This paper presents a philosophical look at the ethics of Embryonic Stem Cell Research. It investigates the morality, ethics and religious concerns of Embryonic Stem Cell research and the proper alternatives that can be used.
Before being able to decide the morality of Embryonic Stem Cell Research, one must know what Embryonic Stem Cell Research actually is. First off, a Stem Cell is a biological cell that is found in multicellular organisms. They have the unique ability to self renew (through means of mitosis), which allows them to make identical copies of themselves. In the medical world, Stem cells are used for a multitude of different things. They provide doctors with a better idea of normal cell development, allowing them to understand and possibly fix the errors that cause certain medical conditions. Also, medical professionals use the application of stem cells in the making of new tissues and cells for operations and rehabilitation techniques. Everyday, tissue and organs are donated to people who are in need. However, they are in such a high demand that some patients wait years to get an organ or tissue transplant. Sadly, some do not receive any at all. With the use of Stem Cells, it generates the possibility of creating a renewable source of replacement cells for organs and tissues. In doing so, it creates a way to treat many fatal conditions such as Parkinson’s disease, spinal cord injuries, heart disease, arthritis, and more.

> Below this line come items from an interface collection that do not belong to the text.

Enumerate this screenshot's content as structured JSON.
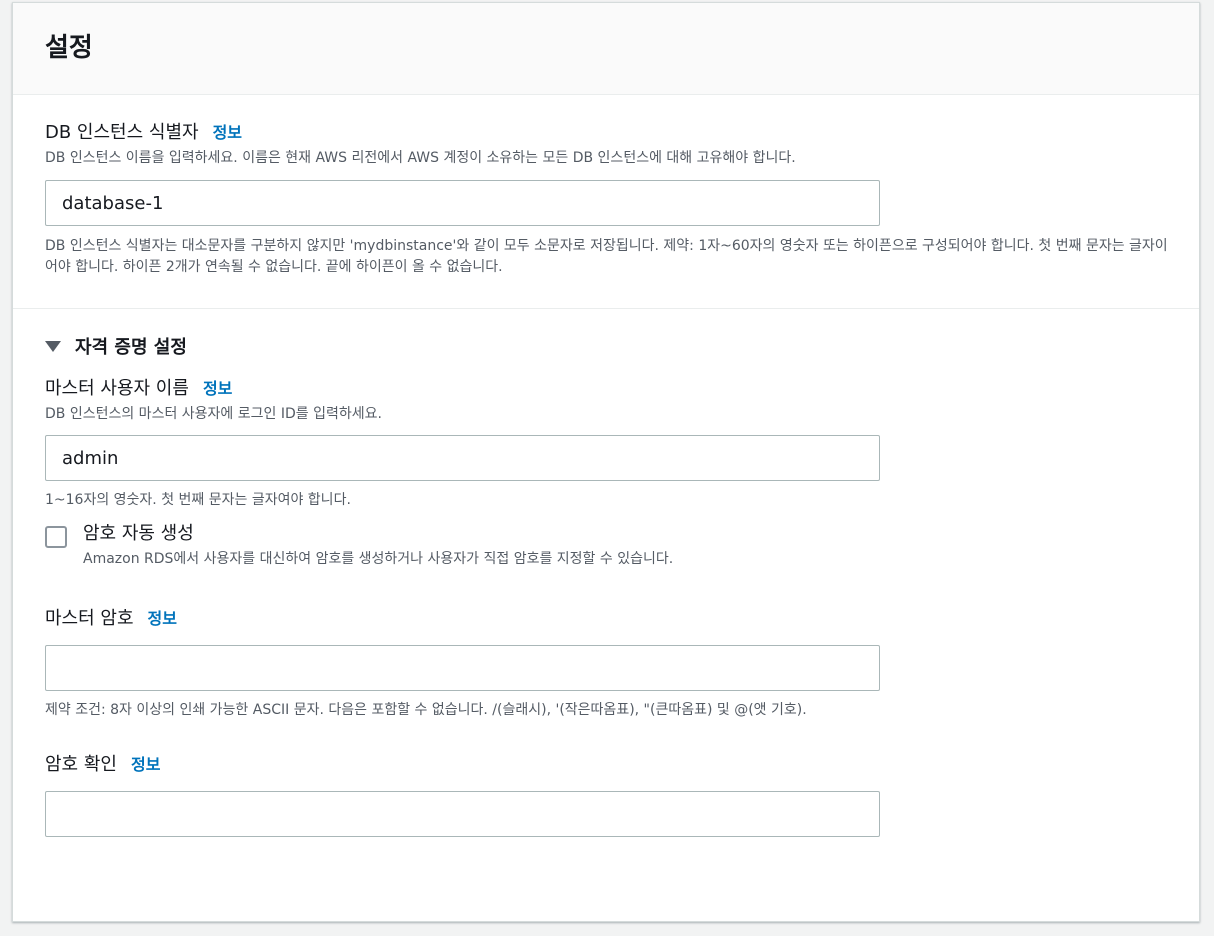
{
  "panel": {
    "title": "설정"
  },
  "identifier": {
    "label": "DB 인스턴스 식별자",
    "info": "정보",
    "description": "DB 인스턴스 이름을 입력하세요. 이름은 현재 AWS 리전에서 AWS 계정이 소유하는 모든 DB 인스턴스에 대해 고유해야 합니다.",
    "value": "database-1",
    "constraint": "DB 인스턴스 식별자는 대소문자를 구분하지 않지만 'mydbinstance'와 같이 모두 소문자로 저장됩니다. 제약: 1자~60자의 영숫자 또는 하이픈으로 구성되어야 합니다. 첫 번째 문자는 글자이어야 합니다. 하이픈 2개가 연속될 수 없습니다. 끝에 하이픈이 올 수 없습니다."
  },
  "credentials": {
    "section_label": "자격 증명 설정",
    "username": {
      "label": "마스터 사용자 이름",
      "info": "정보",
      "description": "DB 인스턴스의 마스터 사용자에 로그인 ID를 입력하세요.",
      "value": "admin",
      "constraint": "1~16자의 영숫자. 첫 번째 문자는 글자여야 합니다."
    },
    "auto_password": {
      "label": "암호 자동 생성",
      "description": "Amazon RDS에서 사용자를 대신하여 암호를 생성하거나 사용자가 직접 암호를 지정할 수 있습니다.",
      "checked": false
    },
    "password": {
      "label": "마스터 암호",
      "info": "정보",
      "value": "",
      "constraint": "제약 조건: 8자 이상의 인쇄 가능한 ASCII 문자. 다음은 포함할 수 없습니다. /(슬래시), '(작은따옴표), \"(큰따옴표) 및 @(앳 기호)."
    },
    "confirm": {
      "label": "암호 확인",
      "info": "정보",
      "value": ""
    }
  },
  "colors": {
    "link": "#0073bb",
    "text": "#16191f",
    "secondary_text": "#545b64",
    "border": "#aab7b8"
  }
}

However as positive as it might be, the practice of Embryonic Stem Cell Research (ESCR) is morally wrong for many reasons. It involves the complete destruction of a human embryo. Human embryos are considered to be alive with the occurrence of one-cell zygote at fertilization. It is at this stage of life when they are considered “living members of the species homo sapiens” . Also, critics of the practice agree that its forging the path to dehumanizing practices such as human cloning, embryonic farms, and the use of fetuses for spare human body parts. Even if the research provided cures to horrible diseases, it would still be violating the basic human rights everyone is entitled too. Would people justify the ghastly experiments the Nazi party performed if they had discovered a cure to ease the pain of human suffering? No. Every human being started out as an embryo in his or her mother’s womb. On of the biggest questions with regards to ESCR is the meaning of “Respect for life.” If human life were to be considered inviolable, one would be wrong to believe that at a young age we were not worthy of any respect. People who oppose ESCR argue that using human embryos as a research tool fails to properly respect them. Because embryos are people, they are entitled to all the rights a regular person would have. Research should be done along the guidelines as that of a child who is unable to give consent for itself. It is only ethically